**What you will do**. All of the data below should be printed again exactly, pictures excluded.

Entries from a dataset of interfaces
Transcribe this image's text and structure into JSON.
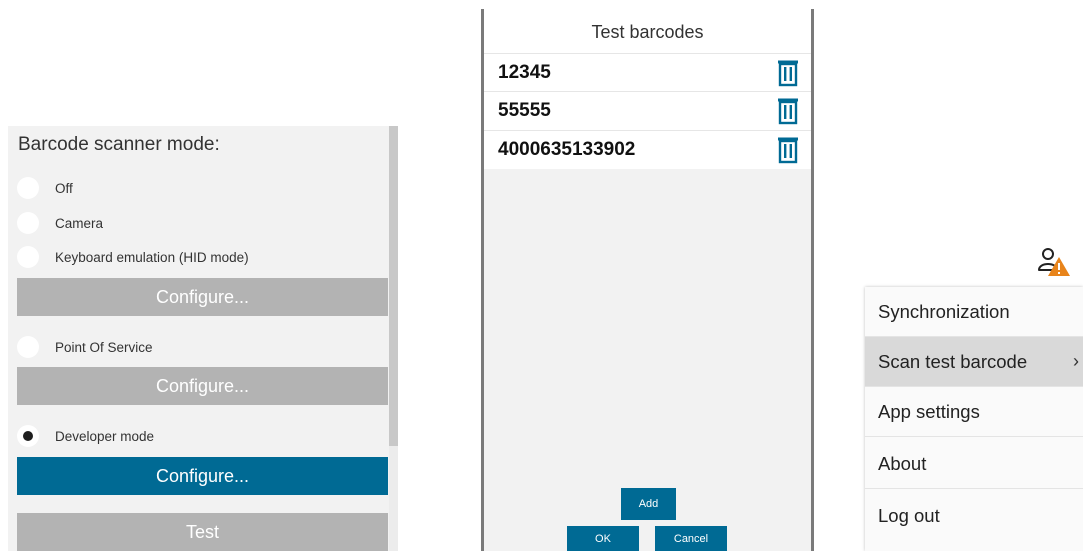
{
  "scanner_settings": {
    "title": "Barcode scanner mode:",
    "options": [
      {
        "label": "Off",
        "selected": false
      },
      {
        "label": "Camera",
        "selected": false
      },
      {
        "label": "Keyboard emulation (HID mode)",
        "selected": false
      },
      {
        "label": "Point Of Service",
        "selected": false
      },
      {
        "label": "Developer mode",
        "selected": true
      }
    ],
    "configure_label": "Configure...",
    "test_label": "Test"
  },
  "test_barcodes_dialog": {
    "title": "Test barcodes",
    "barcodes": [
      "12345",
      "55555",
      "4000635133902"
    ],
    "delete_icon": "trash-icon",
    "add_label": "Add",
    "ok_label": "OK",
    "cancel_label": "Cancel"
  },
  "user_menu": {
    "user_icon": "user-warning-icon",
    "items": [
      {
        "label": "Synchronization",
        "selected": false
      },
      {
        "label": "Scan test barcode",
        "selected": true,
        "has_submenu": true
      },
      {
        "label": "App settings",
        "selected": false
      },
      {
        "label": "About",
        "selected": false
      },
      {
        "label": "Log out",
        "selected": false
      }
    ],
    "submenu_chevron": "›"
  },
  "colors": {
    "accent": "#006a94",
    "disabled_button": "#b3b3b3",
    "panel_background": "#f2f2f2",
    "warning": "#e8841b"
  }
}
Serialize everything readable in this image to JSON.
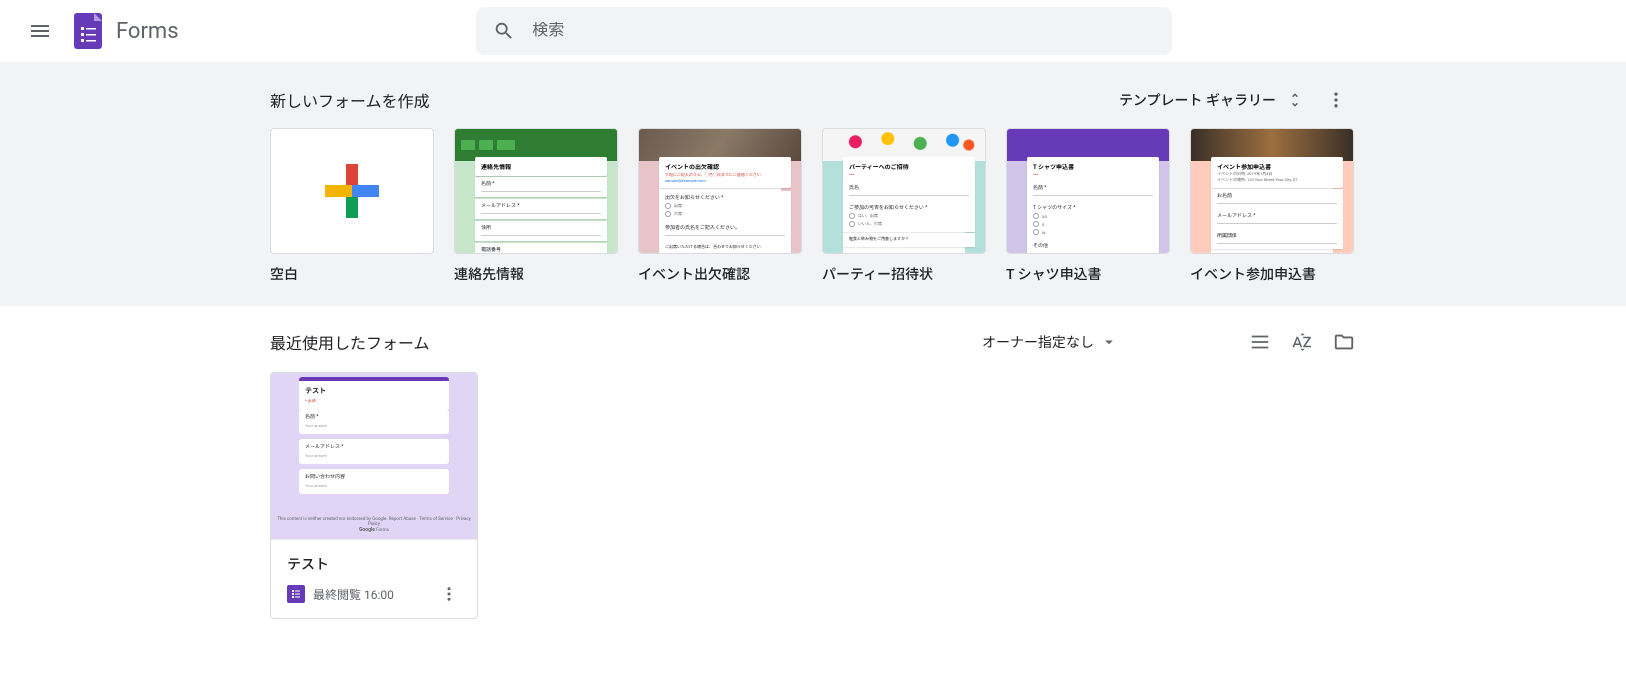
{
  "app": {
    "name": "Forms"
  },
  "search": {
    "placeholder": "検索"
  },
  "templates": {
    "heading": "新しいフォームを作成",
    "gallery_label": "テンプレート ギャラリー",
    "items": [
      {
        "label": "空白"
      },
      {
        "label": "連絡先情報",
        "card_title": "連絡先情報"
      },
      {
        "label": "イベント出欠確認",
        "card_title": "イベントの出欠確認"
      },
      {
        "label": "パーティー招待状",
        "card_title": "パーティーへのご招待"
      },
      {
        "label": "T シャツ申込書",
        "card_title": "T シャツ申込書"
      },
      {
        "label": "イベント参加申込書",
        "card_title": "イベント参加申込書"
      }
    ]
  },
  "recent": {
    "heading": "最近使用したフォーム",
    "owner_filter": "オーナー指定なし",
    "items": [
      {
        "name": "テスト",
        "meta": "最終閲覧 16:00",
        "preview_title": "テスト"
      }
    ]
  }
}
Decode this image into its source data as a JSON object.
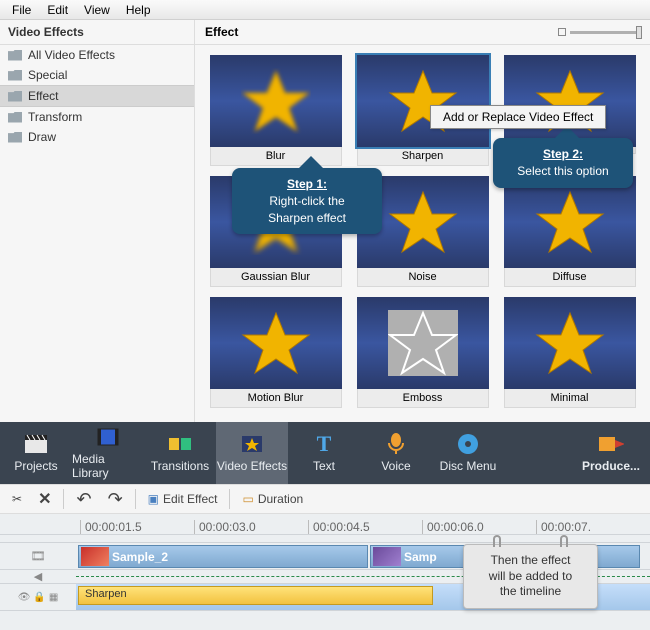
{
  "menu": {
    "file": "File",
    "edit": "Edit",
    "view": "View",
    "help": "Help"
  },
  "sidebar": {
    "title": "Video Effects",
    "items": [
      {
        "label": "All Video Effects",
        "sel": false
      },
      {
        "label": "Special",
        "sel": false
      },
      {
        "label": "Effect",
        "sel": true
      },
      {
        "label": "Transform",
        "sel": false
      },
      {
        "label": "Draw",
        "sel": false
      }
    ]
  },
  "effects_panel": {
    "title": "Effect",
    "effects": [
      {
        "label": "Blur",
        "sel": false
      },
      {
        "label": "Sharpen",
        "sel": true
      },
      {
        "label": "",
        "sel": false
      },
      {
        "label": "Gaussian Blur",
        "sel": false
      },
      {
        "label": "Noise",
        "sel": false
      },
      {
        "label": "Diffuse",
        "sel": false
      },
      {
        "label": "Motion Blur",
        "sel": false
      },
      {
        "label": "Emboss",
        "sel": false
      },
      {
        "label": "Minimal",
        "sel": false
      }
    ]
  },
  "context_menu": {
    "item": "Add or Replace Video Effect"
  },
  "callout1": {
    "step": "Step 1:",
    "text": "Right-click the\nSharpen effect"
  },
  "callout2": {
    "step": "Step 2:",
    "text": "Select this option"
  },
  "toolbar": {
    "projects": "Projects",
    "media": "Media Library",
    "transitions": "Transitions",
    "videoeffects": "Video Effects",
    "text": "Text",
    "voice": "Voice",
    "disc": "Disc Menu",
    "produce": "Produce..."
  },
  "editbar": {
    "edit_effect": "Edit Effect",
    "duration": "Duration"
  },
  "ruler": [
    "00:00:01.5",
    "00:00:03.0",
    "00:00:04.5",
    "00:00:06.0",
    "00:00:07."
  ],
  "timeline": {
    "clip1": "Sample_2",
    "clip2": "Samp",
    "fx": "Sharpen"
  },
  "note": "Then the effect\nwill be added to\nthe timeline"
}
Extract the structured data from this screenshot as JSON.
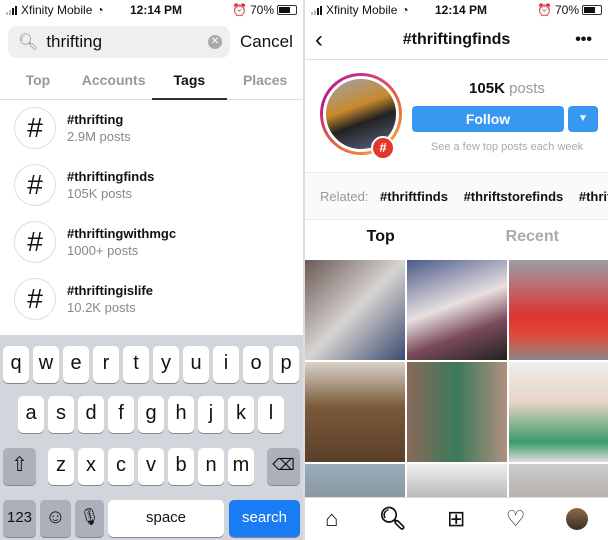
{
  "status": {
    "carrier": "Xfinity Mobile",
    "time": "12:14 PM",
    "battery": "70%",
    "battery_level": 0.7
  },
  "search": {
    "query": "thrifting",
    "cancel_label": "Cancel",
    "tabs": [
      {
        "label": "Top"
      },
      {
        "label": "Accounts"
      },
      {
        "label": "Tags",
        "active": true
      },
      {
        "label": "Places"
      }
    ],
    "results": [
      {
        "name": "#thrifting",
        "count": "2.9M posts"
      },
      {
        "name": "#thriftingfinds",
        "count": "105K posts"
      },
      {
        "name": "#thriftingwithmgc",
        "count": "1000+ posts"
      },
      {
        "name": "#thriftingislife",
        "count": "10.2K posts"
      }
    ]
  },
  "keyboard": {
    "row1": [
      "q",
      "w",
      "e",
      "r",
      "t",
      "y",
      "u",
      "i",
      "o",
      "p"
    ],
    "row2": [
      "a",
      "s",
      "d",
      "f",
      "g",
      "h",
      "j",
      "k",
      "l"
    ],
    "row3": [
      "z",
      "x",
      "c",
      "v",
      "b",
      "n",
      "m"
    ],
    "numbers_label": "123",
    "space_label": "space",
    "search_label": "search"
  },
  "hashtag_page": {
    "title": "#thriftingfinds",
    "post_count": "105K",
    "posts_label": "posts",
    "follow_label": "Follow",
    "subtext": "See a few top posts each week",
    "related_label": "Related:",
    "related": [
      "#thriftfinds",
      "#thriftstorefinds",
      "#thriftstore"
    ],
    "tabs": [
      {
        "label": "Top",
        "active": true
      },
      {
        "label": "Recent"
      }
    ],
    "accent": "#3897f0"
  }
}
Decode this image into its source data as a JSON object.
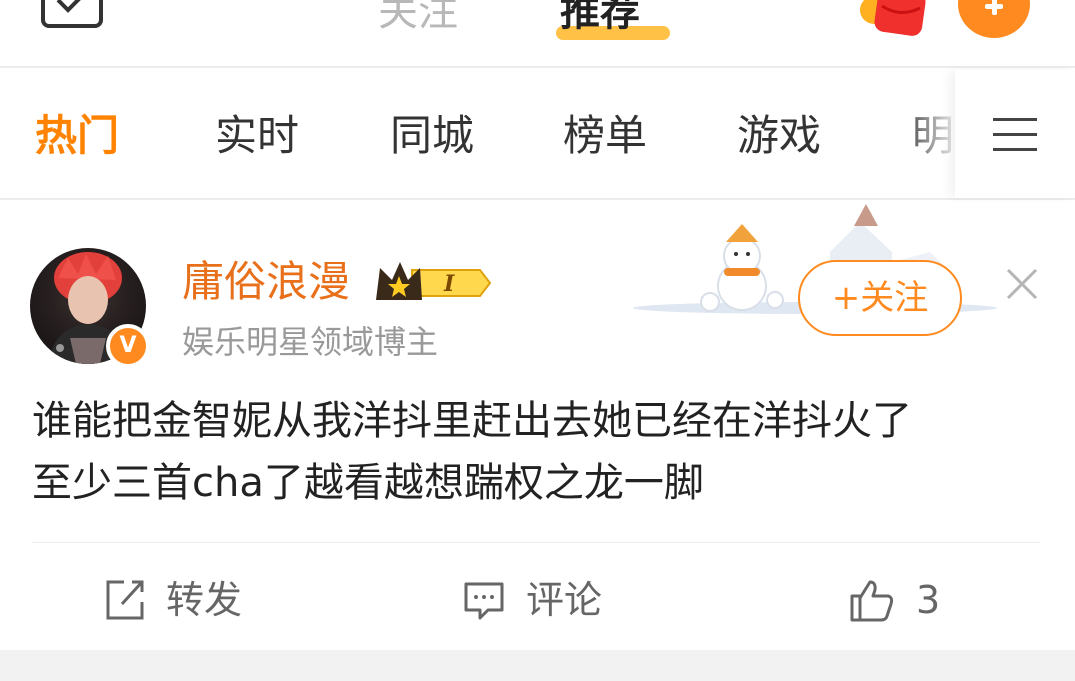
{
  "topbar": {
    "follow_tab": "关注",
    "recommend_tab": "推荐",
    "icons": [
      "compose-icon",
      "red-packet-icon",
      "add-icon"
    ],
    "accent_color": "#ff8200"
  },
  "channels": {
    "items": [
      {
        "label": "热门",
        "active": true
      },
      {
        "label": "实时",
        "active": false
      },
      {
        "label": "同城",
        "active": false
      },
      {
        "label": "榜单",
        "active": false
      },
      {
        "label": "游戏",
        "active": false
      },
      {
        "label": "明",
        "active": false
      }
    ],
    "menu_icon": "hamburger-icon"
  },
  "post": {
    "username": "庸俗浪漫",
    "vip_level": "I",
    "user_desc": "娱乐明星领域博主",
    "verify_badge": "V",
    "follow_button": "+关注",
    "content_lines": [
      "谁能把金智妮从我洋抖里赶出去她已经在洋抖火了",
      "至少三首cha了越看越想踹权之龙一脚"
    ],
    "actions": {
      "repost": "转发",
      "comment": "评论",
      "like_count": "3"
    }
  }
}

**Written solution**.
Transcribe this image's text and structure into JSON.
{
  "scanner_settings": {
    "title": "Barcode scanner mode:",
    "options": [
      {
        "label": "Off",
        "selected": false
      },
      {
        "label": "Camera",
        "selected": false
      },
      {
        "label": "Keyboard emulation (HID mode)",
        "selected": false
      },
      {
        "label": "Point Of Service",
        "selected": false
      },
      {
        "label": "Developer mode",
        "selected": true
      }
    ],
    "configure_label": "Configure...",
    "test_label": "Test"
  },
  "test_barcodes_dialog": {
    "title": "Test barcodes",
    "barcodes": [
      "12345",
      "55555",
      "4000635133902"
    ],
    "delete_icon": "trash-icon",
    "add_label": "Add",
    "ok_label": "OK",
    "cancel_label": "Cancel"
  },
  "user_menu": {
    "user_icon": "user-warning-icon",
    "items": [
      {
        "label": "Synchronization",
        "selected": false
      },
      {
        "label": "Scan test barcode",
        "selected": true,
        "has_submenu": true
      },
      {
        "label": "App settings",
        "selected": false
      },
      {
        "label": "About",
        "selected": false
      },
      {
        "label": "Log out",
        "selected": false
      }
    ],
    "submenu_chevron": "›"
  },
  "colors": {
    "accent": "#006a94",
    "disabled_button": "#b3b3b3",
    "panel_background": "#f2f2f2",
    "warning": "#e8841b"
  }
}
Serialize everything readable in this image to JSON.
{
  "app": {
    "name": "Forms"
  },
  "search": {
    "placeholder": "検索"
  },
  "templates": {
    "heading": "新しいフォームを作成",
    "gallery_label": "テンプレート ギャラリー",
    "items": [
      {
        "label": "空白"
      },
      {
        "label": "連絡先情報",
        "card_title": "連絡先情報"
      },
      {
        "label": "イベント出欠確認",
        "card_title": "イベントの出欠確認"
      },
      {
        "label": "パーティー招待状",
        "card_title": "パーティーへのご招待"
      },
      {
        "label": "T シャツ申込書",
        "card_title": "T シャツ申込書"
      },
      {
        "label": "イベント参加申込書",
        "card_title": "イベント参加申込書"
      }
    ]
  },
  "recent": {
    "heading": "最近使用したフォーム",
    "owner_filter": "オーナー指定なし",
    "items": [
      {
        "name": "テスト",
        "meta": "最終閲覧 16:00",
        "preview_title": "テスト"
      }
    ]
  }
}
Decode this image into its source data as a JSON object.
{
  "menu": {
    "file": "File",
    "edit": "Edit",
    "view": "View",
    "help": "Help"
  },
  "sidebar": {
    "title": "Video Effects",
    "items": [
      {
        "label": "All Video Effects",
        "sel": false
      },
      {
        "label": "Special",
        "sel": false
      },
      {
        "label": "Effect",
        "sel": true
      },
      {
        "label": "Transform",
        "sel": false
      },
      {
        "label": "Draw",
        "sel": false
      }
    ]
  },
  "effects_panel": {
    "title": "Effect",
    "effects": [
      {
        "label": "Blur",
        "sel": false
      },
      {
        "label": "Sharpen",
        "sel": true
      },
      {
        "label": "",
        "sel": false
      },
      {
        "label": "Gaussian Blur",
        "sel": false
      },
      {
        "label": "Noise",
        "sel": false
      },
      {
        "label": "Diffuse",
        "sel": false
      },
      {
        "label": "Motion Blur",
        "sel": false
      },
      {
        "label": "Emboss",
        "sel": false
      },
      {
        "label": "Minimal",
        "sel": false
      }
    ]
  },
  "context_menu": {
    "item": "Add or Replace Video Effect"
  },
  "callout1": {
    "step": "Step 1:",
    "text": "Right-click the\nSharpen effect"
  },
  "callout2": {
    "step": "Step 2:",
    "text": "Select this option"
  },
  "toolbar": {
    "projects": "Projects",
    "media": "Media Library",
    "transitions": "Transitions",
    "videoeffects": "Video Effects",
    "text": "Text",
    "voice": "Voice",
    "disc": "Disc Menu",
    "produce": "Produce..."
  },
  "editbar": {
    "edit_effect": "Edit Effect",
    "duration": "Duration"
  },
  "ruler": [
    "00:00:01.5",
    "00:00:03.0",
    "00:00:04.5",
    "00:00:06.0",
    "00:00:07."
  ],
  "timeline": {
    "clip1": "Sample_2",
    "clip2": "Samp",
    "fx": "Sharpen"
  },
  "note": "Then the effect\nwill be added to\nthe timeline"
}
Extract the structured data from this screenshot as JSON.
{
  "status": {
    "carrier": "Xfinity Mobile",
    "time": "12:14 PM",
    "battery": "70%",
    "battery_level": 0.7
  },
  "search": {
    "query": "thrifting",
    "cancel_label": "Cancel",
    "tabs": [
      {
        "label": "Top"
      },
      {
        "label": "Accounts"
      },
      {
        "label": "Tags",
        "active": true
      },
      {
        "label": "Places"
      }
    ],
    "results": [
      {
        "name": "#thrifting",
        "count": "2.9M posts"
      },
      {
        "name": "#thriftingfinds",
        "count": "105K posts"
      },
      {
        "name": "#thriftingwithmgc",
        "count": "1000+ posts"
      },
      {
        "name": "#thriftingislife",
        "count": "10.2K posts"
      }
    ]
  },
  "keyboard": {
    "row1": [
      "q",
      "w",
      "e",
      "r",
      "t",
      "y",
      "u",
      "i",
      "o",
      "p"
    ],
    "row2": [
      "a",
      "s",
      "d",
      "f",
      "g",
      "h",
      "j",
      "k",
      "l"
    ],
    "row3": [
      "z",
      "x",
      "c",
      "v",
      "b",
      "n",
      "m"
    ],
    "numbers_label": "123",
    "space_label": "space",
    "search_label": "search"
  },
  "hashtag_page": {
    "title": "#thriftingfinds",
    "post_count": "105K",
    "posts_label": "posts",
    "follow_label": "Follow",
    "subtext": "See a few top posts each week",
    "related_label": "Related:",
    "related": [
      "#thriftfinds",
      "#thriftstorefinds",
      "#thriftstore"
    ],
    "tabs": [
      {
        "label": "Top",
        "active": true
      },
      {
        "label": "Recent"
      }
    ],
    "accent": "#3897f0"
  }
}
Decode this image into its source data as a JSON object.
{
  "topbar": {
    "follow_tab": "关注",
    "recommend_tab": "推荐",
    "icons": [
      "compose-icon",
      "red-packet-icon",
      "add-icon"
    ],
    "accent_color": "#ff8200"
  },
  "channels": {
    "items": [
      {
        "label": "热门",
        "active": true
      },
      {
        "label": "实时",
        "active": false
      },
      {
        "label": "同城",
        "active": false
      },
      {
        "label": "榜单",
        "active": false
      },
      {
        "label": "游戏",
        "active": false
      },
      {
        "label": "明",
        "active": false
      }
    ],
    "menu_icon": "hamburger-icon"
  },
  "post": {
    "username": "庸俗浪漫",
    "vip_level": "I",
    "user_desc": "娱乐明星领域博主",
    "verify_badge": "V",
    "follow_button": "+关注",
    "content_lines": [
      "谁能把金智妮从我洋抖里赶出去她已经在洋抖火了",
      "至少三首cha了越看越想踹权之龙一脚"
    ],
    "actions": {
      "repost": "转发",
      "comment": "评论",
      "like_count": "3"
    }
  }
}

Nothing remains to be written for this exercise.